I was quite pissed off at myself in the metro when I thought of this because I would have loved making this point at the debate.
- Most Catalans are not aware of this, but almost all other countries in Europe contain groups that speak different languages: the UK has Wales and Scotland, the Netherlands has Friesland and France has a number of regions that speak languages like Occidental, Provencal, Breton, and so on. Instead of the farfetched example of “England been invaded by Germany 300 years ago”, it would have been much easier to take Wales/England as an example (as someone in the audience also pointed out) of a situation where more than one language exists in one single country. (And yes, Welsh people had their sufferings too…).
- Personally, I think Spain (and that includes Catalonia) has severe problems. It has 15% unemployment. It hardly has any industry except for tourism (which is not really an industry). Prices are equal to those in North-European countries (or higher) but salaries are much lower.

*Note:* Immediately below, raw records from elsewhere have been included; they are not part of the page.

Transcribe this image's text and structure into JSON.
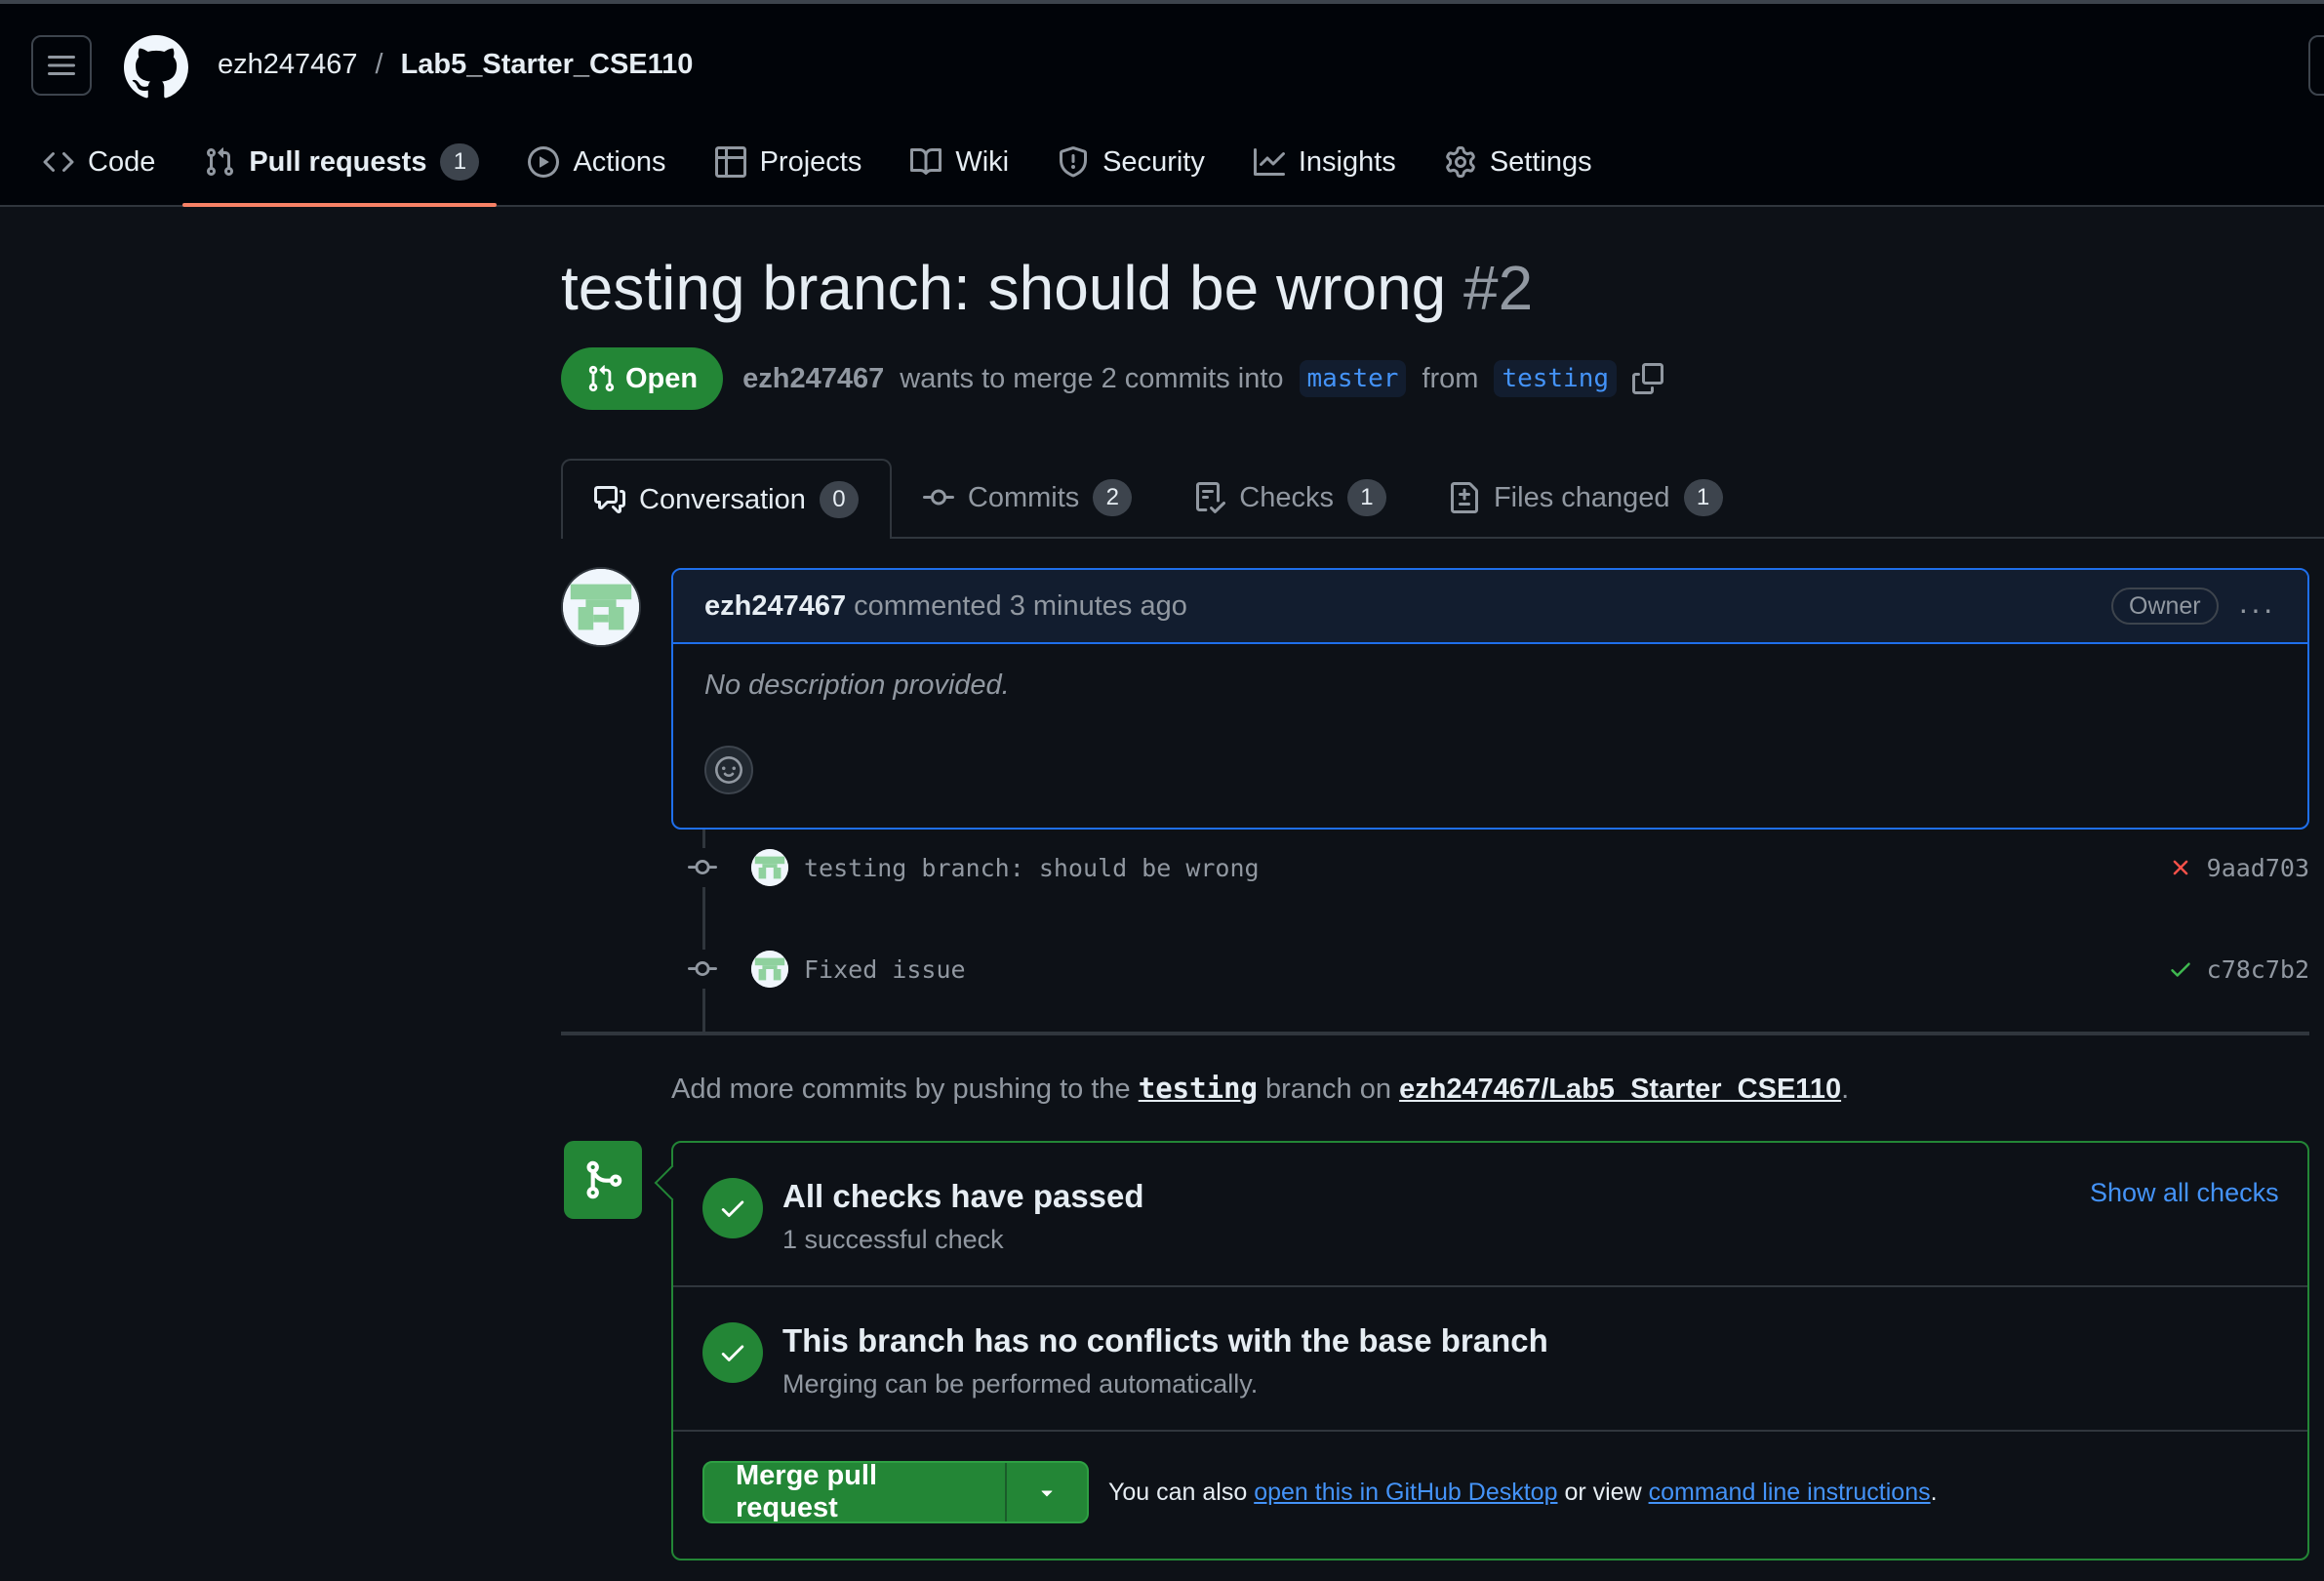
{
  "header": {
    "owner": "ezh247467",
    "separator": "/",
    "repo": "Lab5_Starter_CSE110"
  },
  "nav": {
    "code": "Code",
    "pull_requests": "Pull requests",
    "pull_requests_count": "1",
    "actions": "Actions",
    "projects": "Projects",
    "wiki": "Wiki",
    "security": "Security",
    "insights": "Insights",
    "settings": "Settings"
  },
  "pr": {
    "title": "testing branch: should be wrong",
    "number": "#2",
    "state": "Open",
    "author": "ezh247467",
    "merge_text": "wants to merge 2 commits into",
    "base_branch": "master",
    "from_text": "from",
    "head_branch": "testing"
  },
  "tabs": {
    "conversation": "Conversation",
    "conversation_count": "0",
    "commits": "Commits",
    "commits_count": "2",
    "checks": "Checks",
    "checks_count": "1",
    "files_changed": "Files changed",
    "files_changed_count": "1"
  },
  "comment": {
    "author": "ezh247467",
    "action": "commented 3 minutes ago",
    "owner_badge": "Owner",
    "kebab": "···",
    "body": "No description provided."
  },
  "commits": [
    {
      "message": "testing branch: should be wrong",
      "status": "failure",
      "sha": "9aad703"
    },
    {
      "message": "Fixed issue",
      "status": "success",
      "sha": "c78c7b2"
    }
  ],
  "push_note": {
    "prefix": "Add more commits by pushing to the",
    "branch": "testing",
    "middle": "branch on",
    "repo": "ezh247467/Lab5_Starter_CSE110",
    "suffix": "."
  },
  "merge": {
    "checks_title": "All checks have passed",
    "checks_sub": "1 successful check",
    "show_all": "Show all checks",
    "conflicts_title": "This branch has no conflicts with the base branch",
    "conflicts_sub": "Merging can be performed automatically.",
    "merge_button": "Merge pull request",
    "also_prefix": "You can also",
    "desktop_link": "open this in GitHub Desktop",
    "also_middle": "or view",
    "cli_link": "command line instructions",
    "also_suffix": "."
  },
  "colors": {
    "accent_green": "#238636",
    "link_blue": "#4493f8",
    "nav_underline": "#f78166",
    "fail_red": "#f85149",
    "success_green": "#3fb950"
  }
}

There is a severe housing problem. The education is on a very low level. Severe problems. Why waste time on who is who, and who belongs to what? Speak whatever you want, but before separating yourself from the guy next door, please make sure people cannot be thrown out of their houses by the house-owner, people can actually live comfortably, people can actually pay the rent, have a job, live safely in the streets, etc…
As a conclusion, I applaud the initiative of Metropolitan Magazine to organize this debate. The fact that this debate was in English made that the audience was mainly from outside Spain (for that matter: maybe people in Spain should concentrate a bit more on learning English instead of worrying about Catalan versus Spanish), but then again, most readers of the Magazine probably are not Spanish and maybe the debate was meant especially for guirris anyway.
The idea of giving each speaker only 10 minutes was a good idea. The speaker – supposedly – is forced to state his ideas in a concise way. Unfortunately, none of the speakers really did that very well. None of them had a story that was logically constructed on the base of a few clear principles. This probably was the reason that later the discussion didn´t go much beyond the usual emotional and personal experiences, like the civil war (“Don´t mention the war!”) and how awful people can be to other people for speaking in Catalan or Spanish (or in English not well enough). I don´t think all speakers where equally good in presenting their ideas but I certainly thought that the opponents to Catalan nationalism made a much stronger point than its defenders, and I don´t think that´s only because I agree more with them.
Still, the initiative was a good idea, and maybe should be repeated, but in a more organized way. A chairman who would actively take control of the debate might have helped. For my part, I´ll try to be better prepared next time and come up with something brilliant to say before it´s all over.